The upcoming partial lunar eclipse on November 19, 2021 will last over 3 hours, making it the longest to occur in a span of over 1,000 years. An eclipse of this length will not occur again until February 8, 2669, so you don’t want to miss it! Read on to learn more about this eclipse, what makes it special, and how to see it from your backyard.
What is a partial lunar eclipse?

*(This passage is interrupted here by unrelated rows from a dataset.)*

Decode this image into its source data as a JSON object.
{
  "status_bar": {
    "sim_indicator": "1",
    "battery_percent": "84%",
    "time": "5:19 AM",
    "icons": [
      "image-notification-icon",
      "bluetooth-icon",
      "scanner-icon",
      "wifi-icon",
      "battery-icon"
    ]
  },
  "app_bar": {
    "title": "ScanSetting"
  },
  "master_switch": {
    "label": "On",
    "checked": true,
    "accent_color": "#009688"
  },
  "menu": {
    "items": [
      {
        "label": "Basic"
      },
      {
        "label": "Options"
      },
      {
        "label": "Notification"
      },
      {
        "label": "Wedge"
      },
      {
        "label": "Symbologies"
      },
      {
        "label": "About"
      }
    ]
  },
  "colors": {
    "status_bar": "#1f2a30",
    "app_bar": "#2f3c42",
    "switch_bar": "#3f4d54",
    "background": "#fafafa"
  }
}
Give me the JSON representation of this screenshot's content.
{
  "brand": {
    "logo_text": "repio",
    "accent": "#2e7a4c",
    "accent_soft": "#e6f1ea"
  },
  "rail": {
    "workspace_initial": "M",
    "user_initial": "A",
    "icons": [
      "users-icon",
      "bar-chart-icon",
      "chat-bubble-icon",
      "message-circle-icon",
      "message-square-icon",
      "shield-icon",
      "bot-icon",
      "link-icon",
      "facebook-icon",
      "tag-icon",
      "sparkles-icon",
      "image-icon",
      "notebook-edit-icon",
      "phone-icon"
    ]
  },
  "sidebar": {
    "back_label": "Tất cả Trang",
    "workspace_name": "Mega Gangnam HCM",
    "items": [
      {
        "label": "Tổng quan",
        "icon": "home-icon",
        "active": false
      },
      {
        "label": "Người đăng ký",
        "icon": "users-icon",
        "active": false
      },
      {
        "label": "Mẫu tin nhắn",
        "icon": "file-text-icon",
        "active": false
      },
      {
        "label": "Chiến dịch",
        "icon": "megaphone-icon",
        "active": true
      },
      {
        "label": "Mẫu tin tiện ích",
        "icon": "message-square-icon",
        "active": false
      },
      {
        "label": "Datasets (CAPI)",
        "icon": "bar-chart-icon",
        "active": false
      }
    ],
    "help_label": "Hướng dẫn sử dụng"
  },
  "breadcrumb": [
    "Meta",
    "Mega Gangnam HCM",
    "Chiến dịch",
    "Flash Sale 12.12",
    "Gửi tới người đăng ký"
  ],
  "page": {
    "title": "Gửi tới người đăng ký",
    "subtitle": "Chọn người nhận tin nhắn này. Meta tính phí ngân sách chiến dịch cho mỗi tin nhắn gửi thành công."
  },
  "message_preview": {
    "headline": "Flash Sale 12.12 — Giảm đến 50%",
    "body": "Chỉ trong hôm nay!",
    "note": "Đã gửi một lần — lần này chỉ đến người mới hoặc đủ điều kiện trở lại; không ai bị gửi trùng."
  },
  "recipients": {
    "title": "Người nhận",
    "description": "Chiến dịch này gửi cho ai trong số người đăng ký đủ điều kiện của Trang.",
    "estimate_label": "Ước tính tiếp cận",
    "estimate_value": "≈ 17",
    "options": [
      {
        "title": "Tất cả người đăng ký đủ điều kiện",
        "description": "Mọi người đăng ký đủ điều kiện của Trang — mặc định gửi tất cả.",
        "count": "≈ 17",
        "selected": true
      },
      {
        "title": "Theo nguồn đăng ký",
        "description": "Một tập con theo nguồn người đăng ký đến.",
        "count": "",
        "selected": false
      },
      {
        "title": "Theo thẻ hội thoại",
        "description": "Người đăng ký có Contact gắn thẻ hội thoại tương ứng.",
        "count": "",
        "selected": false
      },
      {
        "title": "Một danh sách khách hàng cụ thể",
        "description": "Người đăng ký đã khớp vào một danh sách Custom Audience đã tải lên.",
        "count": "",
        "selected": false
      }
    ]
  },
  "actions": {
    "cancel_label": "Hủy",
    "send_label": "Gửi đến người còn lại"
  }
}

A lunar eclipse of any kind occurs when the Earth’s shadow blocks the Sun’s light from reaching the surface of the Moon when it’s in its full phase. There are three types of lunar eclipses: total, penumbral, and partial. As the name suggests, a total lunar eclipse occurs when the Earth’s shadow completely covers the Moon. A penumbral eclipse occurs when the Earth, Moon, and Sun are imperfectly aligned and the Moon moves into the outermost, diffused part of the Earth’s shadow, creating a subtle darkening of the Moon’s surface. A partial lunar eclipse occurs when only a portion of the Moon moves into the darkest part of the Earth’s shadow. While a total lunar eclipse is the most dramatic of these, the partial eclipse will still create a striking visual effect when viewed from Earth. When the eclipse peaks, only about 3% of the Moon will still be exposed to the Sun’s light. The darkened portion of the Moon will take on the deep reddish hues typically associated with eclipses.
How can I view the eclipse?
The entirety of the partial lunar eclipse will be visible from North America and the Pacific Ocean, Alaska, eastern Australia, New Zealand, and Japan. The eclipse’s early stages will not be visible from Asia, Australia, or New Zealand, as they occur prior to moonrise. Similarly, South America and Western Europe will experience moonset before the eclipse ends. No part of the eclipse will be visible from Africa, the Middle East, or western Asia. The eclipse will begin at 07:18:43 UTC (Universal Time) and peak at 09:02:56 UTC (convert UTC to your local time zone here). The eclipse will be a fairly slow-moving event, so it’s a good idea to get comfortable for your viewing session. We recommend setting up lawn chairs or even a picnic blanket in a dark outdoor area.
We will also be streaming the eclipse live on our YouTube channel, starting at 12:15am MST on the 19th. We’ll show you live views of the eclipse through our 14″ PlaneWave and the portable Vixen refractor at the Giovale Open Deck Observatory. Educators will also discuss the science of eclipses, the best ways to view them, Lowell’s history with the Moon, and much more! You can set a reminder to watch here: https://youtu.be/-qyiEicSFD0.